Along with the ongoing lecture series, Ogbureke explained that his group engages in a number of other activities to enrich Christians and the lives of people in their general community.
"We talk about social issues, understanding the New Testament, faith and science; we do a lot of community service," he said. "… We have teams that service the campus with little acts of kindness. We have different outreach events where we share books, talk about our worldview, talk about Christianity, as well as talks about what people believe and why they believe it, and what their virtues are and what they value."
He warned Christians to be careful not to politicize their faith or lump it into a particular worldview.
"It's hard to boil down the Gospel into a left-right issue, a conservative or liberal issue. I think for the sake of simplification it's very convenient for a lot of Christians to do that, however, it's very important to not mix Christianity with the idea of a conservative or liberal worldview because that's even a very American thing," he said.

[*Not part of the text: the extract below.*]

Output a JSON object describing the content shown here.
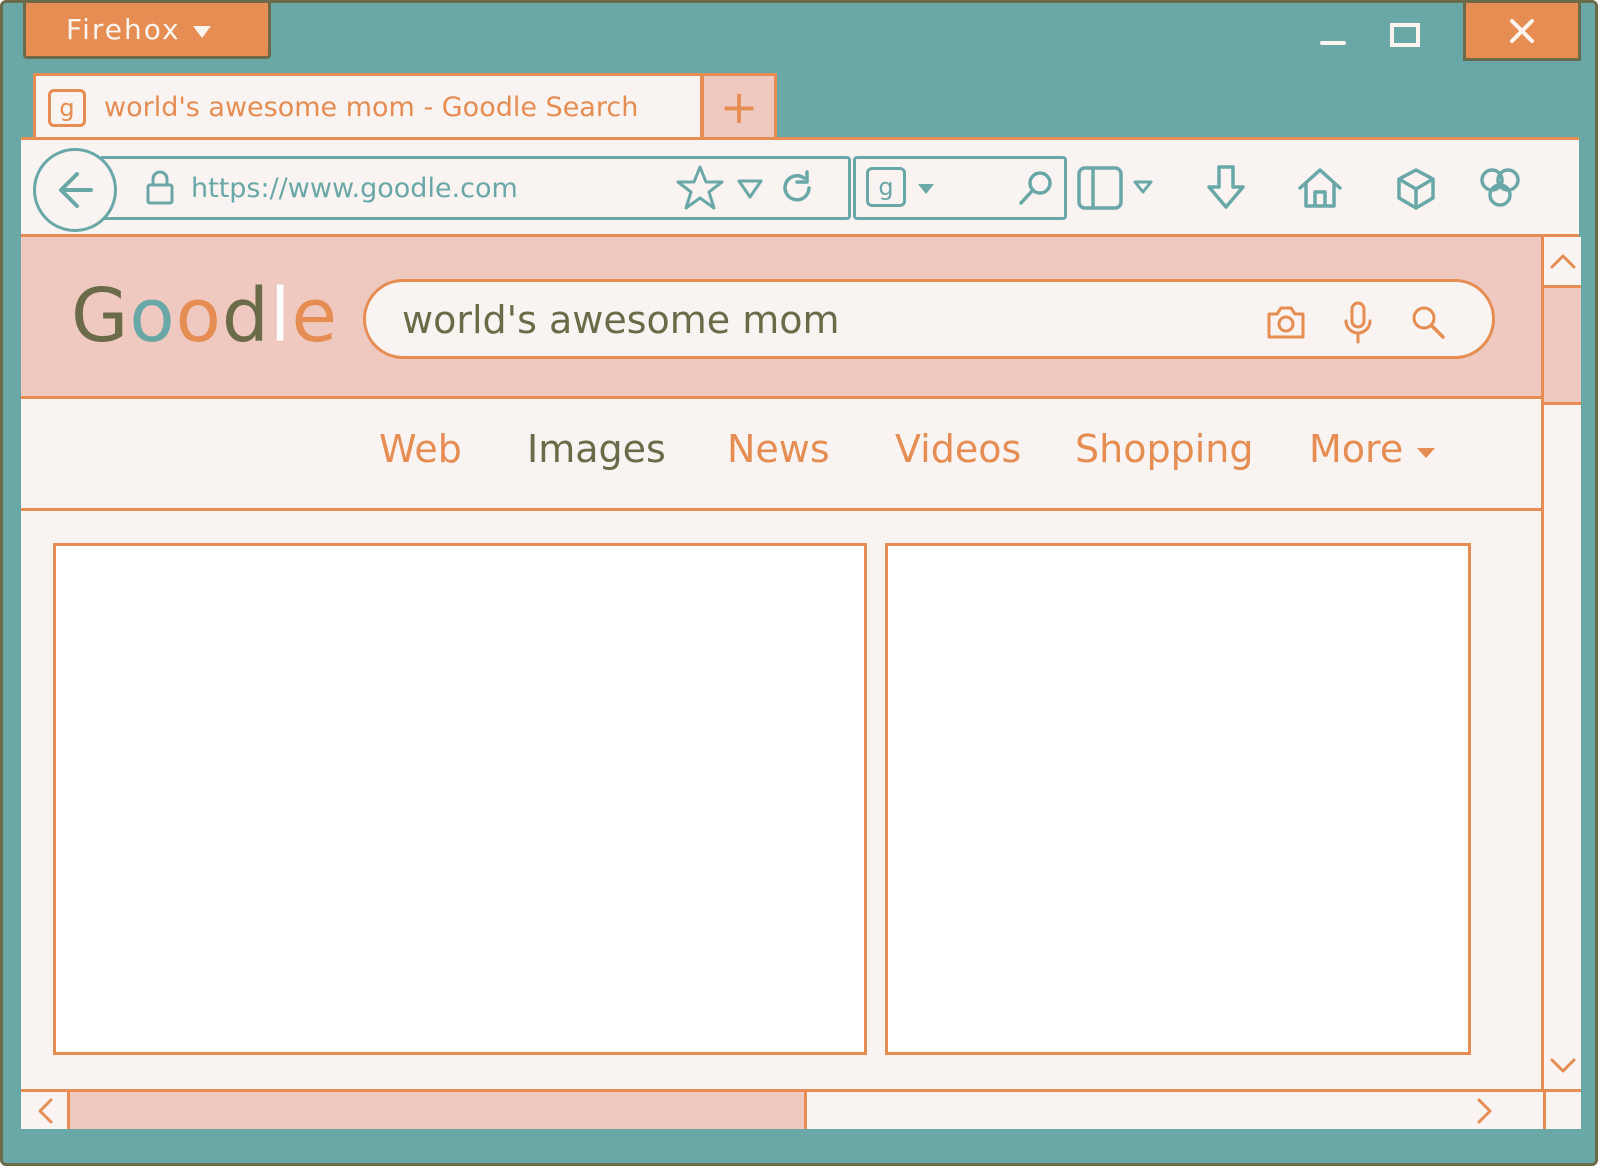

"You go to other countries and their idea of conservative or liberal, left and right, mainstream, are very different. … Christianity is not about America, even Christianity in America is not about America," he noted.
On Christian causes in the political arena like abortion, marriage and other hot-button issues, he thinks Christians should ensure that they target the issues rather than the politics behind the issues.
"Obviously, a lot of issues have become politicized, almost everything has. I think the important thing to remember is that it's the issue and the ramifications of that issue that matter and not the political ramifications of that issue," said Ogbureke.
"So abortion might be an important issue for a lot of people, or marriage or stem cell research, contraception, those issues it's important to put those issues through the moral sifter and term them that way; however, you don't have to conflate it with a Republican or Democrat label," he said.
"There are Republicans and Democrats who have different opinions and similar opinions on each of these issues, so Christians going into an election should be concerned about the ramifications of the issue and what it means for their faith, and not so much of what does this mean for the Republicans vs. the Democrats," he continued.
"Those labels … it's like a circular hole with a square peg. You can't quite try to put a set of values and fit it into a party. Obviously, people will vote for certain parties or the person you vote for will be part of a party, however, you gotta put it on that individual. Once you conflate it with the party, you're making a lot of assumptions and generalizations that you shouldn't be making and it starts to become more about politics," he noted.
"[Politics] is about power, which is about numbers, which is about the power to do and not even about the power to do right; whereas the Gospel is about the right and the power to do right," he ended.